Filter the lines below, keeping each one that holds "Alertmanager".
(Records supplied)
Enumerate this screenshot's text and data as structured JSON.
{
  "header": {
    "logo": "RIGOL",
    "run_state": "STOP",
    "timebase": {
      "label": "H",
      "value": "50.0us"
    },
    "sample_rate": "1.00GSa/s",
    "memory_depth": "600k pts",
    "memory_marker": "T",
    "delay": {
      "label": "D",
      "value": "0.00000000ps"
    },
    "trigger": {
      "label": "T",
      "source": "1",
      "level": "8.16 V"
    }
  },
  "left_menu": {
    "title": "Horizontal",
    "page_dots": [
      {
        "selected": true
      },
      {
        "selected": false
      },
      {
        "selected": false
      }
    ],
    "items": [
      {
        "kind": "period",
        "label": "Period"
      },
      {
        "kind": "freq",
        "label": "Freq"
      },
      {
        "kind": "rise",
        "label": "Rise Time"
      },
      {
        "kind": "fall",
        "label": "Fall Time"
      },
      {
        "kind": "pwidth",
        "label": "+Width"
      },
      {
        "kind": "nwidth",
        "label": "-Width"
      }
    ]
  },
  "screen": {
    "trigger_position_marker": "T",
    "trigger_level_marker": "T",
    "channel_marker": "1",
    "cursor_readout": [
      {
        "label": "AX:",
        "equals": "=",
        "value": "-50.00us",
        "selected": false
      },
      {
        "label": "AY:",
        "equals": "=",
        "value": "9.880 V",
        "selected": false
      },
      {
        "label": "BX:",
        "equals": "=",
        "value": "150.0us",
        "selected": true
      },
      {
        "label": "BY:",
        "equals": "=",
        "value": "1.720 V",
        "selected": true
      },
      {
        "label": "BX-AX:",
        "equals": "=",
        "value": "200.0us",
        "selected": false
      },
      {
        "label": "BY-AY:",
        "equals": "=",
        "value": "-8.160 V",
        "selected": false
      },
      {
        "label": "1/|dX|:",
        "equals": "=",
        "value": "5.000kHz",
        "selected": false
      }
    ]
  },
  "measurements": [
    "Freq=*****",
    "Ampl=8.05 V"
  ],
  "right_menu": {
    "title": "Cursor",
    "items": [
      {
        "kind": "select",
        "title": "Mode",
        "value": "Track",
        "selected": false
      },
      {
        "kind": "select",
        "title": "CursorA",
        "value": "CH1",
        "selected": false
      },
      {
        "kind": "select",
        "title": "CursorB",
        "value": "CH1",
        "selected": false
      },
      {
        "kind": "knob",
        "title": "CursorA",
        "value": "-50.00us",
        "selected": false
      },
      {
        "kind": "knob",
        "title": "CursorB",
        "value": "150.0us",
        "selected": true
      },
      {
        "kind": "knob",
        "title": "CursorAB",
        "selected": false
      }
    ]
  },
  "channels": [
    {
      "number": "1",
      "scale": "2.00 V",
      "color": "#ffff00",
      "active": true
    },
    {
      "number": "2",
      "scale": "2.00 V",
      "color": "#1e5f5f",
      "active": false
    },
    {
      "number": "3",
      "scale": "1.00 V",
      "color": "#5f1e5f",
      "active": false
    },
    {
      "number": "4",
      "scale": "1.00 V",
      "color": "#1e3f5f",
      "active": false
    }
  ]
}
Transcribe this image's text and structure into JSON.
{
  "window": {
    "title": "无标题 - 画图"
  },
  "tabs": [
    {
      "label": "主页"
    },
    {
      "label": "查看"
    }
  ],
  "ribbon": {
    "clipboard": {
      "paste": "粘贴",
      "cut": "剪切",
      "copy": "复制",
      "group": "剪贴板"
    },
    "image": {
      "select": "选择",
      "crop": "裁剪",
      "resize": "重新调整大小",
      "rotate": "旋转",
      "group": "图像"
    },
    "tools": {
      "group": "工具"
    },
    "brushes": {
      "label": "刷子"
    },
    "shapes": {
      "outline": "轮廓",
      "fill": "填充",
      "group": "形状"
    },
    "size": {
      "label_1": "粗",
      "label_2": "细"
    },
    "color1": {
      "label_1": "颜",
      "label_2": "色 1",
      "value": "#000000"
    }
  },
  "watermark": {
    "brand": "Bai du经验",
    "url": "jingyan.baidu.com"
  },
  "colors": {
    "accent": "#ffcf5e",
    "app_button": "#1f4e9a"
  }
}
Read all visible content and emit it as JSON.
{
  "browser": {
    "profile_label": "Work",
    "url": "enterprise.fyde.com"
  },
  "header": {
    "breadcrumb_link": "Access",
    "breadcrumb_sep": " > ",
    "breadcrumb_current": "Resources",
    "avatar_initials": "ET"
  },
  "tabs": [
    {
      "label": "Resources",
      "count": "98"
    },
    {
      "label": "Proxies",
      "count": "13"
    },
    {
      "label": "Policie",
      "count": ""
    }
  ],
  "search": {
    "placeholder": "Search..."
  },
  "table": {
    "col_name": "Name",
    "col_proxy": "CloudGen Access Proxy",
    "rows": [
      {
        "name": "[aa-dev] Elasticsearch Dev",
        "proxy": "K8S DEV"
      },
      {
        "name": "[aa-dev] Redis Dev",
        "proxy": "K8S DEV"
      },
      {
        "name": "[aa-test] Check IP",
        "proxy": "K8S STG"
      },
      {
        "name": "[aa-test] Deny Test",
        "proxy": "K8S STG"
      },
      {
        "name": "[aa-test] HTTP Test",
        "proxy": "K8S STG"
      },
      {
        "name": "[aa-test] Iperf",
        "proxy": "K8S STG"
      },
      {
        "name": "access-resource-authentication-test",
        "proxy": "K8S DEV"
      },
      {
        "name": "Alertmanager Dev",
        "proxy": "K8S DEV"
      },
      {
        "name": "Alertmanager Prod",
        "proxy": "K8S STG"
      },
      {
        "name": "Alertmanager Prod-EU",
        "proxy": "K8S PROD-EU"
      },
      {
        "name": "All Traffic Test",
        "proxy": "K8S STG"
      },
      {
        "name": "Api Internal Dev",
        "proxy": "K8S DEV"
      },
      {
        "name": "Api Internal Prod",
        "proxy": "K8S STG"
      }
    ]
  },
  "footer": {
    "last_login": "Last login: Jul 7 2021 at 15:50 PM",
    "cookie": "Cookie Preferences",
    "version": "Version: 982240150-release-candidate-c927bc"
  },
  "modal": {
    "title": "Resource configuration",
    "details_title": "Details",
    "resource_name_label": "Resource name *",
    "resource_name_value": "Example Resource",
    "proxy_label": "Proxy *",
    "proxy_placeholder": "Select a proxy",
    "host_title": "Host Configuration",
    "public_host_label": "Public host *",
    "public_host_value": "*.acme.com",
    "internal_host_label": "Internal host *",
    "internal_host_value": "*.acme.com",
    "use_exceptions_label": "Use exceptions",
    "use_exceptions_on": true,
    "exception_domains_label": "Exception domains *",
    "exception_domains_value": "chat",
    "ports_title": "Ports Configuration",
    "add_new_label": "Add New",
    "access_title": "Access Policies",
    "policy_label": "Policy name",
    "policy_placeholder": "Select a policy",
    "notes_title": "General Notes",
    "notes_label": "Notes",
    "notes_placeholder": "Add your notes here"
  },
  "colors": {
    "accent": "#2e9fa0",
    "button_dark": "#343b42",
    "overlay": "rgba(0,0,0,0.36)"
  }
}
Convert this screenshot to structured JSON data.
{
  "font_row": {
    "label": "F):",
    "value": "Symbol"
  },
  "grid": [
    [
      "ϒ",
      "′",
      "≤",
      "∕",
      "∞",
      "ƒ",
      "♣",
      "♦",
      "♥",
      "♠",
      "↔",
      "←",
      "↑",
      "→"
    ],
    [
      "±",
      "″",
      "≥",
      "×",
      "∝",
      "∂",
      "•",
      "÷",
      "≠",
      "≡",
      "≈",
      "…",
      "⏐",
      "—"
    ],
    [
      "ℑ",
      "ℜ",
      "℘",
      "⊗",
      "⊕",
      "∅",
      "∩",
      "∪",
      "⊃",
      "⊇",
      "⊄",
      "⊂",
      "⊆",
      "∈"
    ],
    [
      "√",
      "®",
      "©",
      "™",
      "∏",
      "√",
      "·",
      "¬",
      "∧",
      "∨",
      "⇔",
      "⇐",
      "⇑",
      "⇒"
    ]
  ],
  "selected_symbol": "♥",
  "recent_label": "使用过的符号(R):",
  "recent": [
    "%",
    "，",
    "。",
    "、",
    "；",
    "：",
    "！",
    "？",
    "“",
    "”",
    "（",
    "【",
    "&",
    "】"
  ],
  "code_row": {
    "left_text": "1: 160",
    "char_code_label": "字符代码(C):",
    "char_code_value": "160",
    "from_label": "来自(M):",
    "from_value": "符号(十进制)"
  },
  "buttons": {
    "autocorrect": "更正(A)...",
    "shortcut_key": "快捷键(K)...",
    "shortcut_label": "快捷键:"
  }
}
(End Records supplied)
The answer:
        "name": "Alertmanager Dev",
        "name": "Alertmanager Prod",
        "name": "Alertmanager Prod-EU",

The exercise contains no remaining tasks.